I prayed and drove.  I set the cruise for 65 mph, stayed in the right hand lane, and prayed.  By God's grace I made it--even though my tire was down again when I got there.

Now the fun began again.  I found Harold, the driver who was going to take the shoes on the next leg of their journey, and discovered his short bed truck has less room than my minivan.  So we began the Jenga-like process of fitting those cartons into an even smaller vehicle.

And, there are boxes in the back seat and the front seat.  It was a blessing that the last of the shoes were in bags because that's the only way they made it into the truck.  Next came the laborious process of trying to secure tie-downs on the load.

When we finally finished, Harold and I prayed together over the truck and then gave each other a long, sweaty hug.  Then I was off again to find an air machine.

I enjoyed the record-warm weather and the beautiful drive home, despite the fact that my tire was flat again when I pulled into my driveway.  Thank You, God, for Your protection.

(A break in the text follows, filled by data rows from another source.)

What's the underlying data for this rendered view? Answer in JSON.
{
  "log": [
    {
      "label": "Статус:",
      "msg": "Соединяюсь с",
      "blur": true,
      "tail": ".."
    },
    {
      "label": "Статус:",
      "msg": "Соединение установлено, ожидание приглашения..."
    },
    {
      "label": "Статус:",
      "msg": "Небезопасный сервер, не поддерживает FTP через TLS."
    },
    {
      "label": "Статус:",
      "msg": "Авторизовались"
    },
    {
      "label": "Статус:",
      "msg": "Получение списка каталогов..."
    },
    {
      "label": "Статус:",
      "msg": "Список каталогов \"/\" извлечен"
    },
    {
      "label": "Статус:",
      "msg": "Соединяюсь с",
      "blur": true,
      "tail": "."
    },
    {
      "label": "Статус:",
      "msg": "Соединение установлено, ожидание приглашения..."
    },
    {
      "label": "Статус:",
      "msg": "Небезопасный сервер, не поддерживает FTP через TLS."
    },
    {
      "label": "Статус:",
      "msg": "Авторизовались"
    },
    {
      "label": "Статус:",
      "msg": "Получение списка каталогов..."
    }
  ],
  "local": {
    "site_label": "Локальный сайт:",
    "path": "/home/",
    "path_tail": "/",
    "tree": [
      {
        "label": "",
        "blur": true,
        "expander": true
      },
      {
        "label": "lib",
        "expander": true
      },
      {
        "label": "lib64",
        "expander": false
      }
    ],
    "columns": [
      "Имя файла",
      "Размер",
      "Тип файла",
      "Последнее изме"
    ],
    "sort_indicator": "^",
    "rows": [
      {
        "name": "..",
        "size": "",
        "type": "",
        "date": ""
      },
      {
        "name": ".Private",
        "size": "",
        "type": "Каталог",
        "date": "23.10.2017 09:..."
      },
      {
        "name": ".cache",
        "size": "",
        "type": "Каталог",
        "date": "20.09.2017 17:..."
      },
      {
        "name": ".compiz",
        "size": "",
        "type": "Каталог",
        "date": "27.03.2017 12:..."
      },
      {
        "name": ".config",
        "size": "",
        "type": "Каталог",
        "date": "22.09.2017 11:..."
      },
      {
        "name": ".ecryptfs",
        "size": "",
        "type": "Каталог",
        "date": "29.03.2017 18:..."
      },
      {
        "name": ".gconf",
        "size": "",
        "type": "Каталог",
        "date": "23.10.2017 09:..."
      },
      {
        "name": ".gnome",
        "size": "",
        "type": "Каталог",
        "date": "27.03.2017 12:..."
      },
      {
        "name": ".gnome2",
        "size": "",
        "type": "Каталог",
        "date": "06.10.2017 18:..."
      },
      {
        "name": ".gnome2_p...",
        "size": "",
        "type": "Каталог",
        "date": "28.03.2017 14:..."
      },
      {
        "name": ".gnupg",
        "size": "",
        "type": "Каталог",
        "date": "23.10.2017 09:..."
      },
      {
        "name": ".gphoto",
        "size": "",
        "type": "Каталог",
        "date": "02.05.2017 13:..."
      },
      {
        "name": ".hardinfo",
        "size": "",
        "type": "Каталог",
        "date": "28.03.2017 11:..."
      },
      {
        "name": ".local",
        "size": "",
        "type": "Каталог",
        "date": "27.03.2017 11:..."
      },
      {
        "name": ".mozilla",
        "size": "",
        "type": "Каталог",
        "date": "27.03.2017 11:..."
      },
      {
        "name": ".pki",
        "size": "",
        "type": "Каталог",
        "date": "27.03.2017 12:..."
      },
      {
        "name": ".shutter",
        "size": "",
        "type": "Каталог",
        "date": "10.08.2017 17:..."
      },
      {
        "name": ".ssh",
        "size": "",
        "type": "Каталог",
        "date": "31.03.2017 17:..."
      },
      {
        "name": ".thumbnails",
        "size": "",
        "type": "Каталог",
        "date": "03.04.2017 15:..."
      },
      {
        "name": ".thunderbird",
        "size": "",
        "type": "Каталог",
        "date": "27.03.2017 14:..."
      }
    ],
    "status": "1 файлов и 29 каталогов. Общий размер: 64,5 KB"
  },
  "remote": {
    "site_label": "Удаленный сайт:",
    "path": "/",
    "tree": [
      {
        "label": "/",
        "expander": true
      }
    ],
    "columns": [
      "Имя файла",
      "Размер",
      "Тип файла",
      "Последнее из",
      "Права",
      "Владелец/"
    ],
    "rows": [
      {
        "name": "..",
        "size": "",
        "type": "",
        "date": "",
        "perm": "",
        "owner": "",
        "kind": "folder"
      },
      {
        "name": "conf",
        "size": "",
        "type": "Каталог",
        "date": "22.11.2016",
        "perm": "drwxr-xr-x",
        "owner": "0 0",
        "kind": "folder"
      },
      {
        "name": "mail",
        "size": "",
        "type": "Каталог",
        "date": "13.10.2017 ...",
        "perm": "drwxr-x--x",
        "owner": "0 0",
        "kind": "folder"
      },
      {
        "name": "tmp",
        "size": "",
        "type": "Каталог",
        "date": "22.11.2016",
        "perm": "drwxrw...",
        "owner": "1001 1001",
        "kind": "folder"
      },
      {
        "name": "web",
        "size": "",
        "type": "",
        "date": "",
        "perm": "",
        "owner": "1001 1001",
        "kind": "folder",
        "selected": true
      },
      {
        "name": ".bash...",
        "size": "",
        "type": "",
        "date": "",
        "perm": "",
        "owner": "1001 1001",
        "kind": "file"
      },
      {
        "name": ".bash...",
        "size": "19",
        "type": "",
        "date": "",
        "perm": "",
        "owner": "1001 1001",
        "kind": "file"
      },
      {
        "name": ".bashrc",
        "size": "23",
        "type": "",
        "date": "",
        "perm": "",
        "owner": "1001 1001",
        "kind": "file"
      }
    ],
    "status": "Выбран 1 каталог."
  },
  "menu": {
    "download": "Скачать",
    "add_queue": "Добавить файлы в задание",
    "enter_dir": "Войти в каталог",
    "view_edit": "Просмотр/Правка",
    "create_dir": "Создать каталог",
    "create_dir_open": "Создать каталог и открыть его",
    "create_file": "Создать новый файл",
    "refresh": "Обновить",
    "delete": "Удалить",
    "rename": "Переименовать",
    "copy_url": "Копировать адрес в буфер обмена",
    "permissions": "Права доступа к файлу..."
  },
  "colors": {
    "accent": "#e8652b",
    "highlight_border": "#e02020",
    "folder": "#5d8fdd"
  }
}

Next I threw my Operation Christmas Child tablecloth into the washer and started to gather and pack up everything I needed for an OCC display at a Passion Tour concert that evening.

This was another neat blessing from the Lord.  When I first heard about this concert with Kristian Stanphill and the Passion Band I thought how great it would be to have an OCC table there.  My next thought was that it would never happen.  I have to admit, I never even prayed about it.

To my surprise, a few weeks later I received an e-mail from IHQ.  By the way, I just learned that means International Headquarters--we have an AFE (acronym for everything.)  Anyway...the e-mail said that OCC was given the opportunity to have a table and give out GO boxes at the concert.  That was crazy amazing.  Sometimes God's blessings just blow me away.

So last evening my husband, my faithful sidekick Pam, and I arrived early and set up our display.  We made some great contacts before the concert even started.  When it was time for the show to begin, we edged inside and stood at the back.  Thankfully.

When the music (sound) and lights started we were almost literally blown away.  We lasted for just a couple of minutes before retreating again to the lobby, away from the thumping bass and the shocks of light.  My husband said he could feel his heart rhythm changing.

It was even loud in the lobby, but, hey, we'll do anything to hand out some GO boxes.  The high decibels seemed to work to our advantage as more and more people retreated to the lobby so that we had a pretty steady stream of people at our table to hear about OCC.

At the end of the concert the promoters even helped us by going into the crowd to distribute GO boxes to anyone we'd missed earlier.  I'm praying each one will be filled...

just as this day was full--of challenges and of blessings.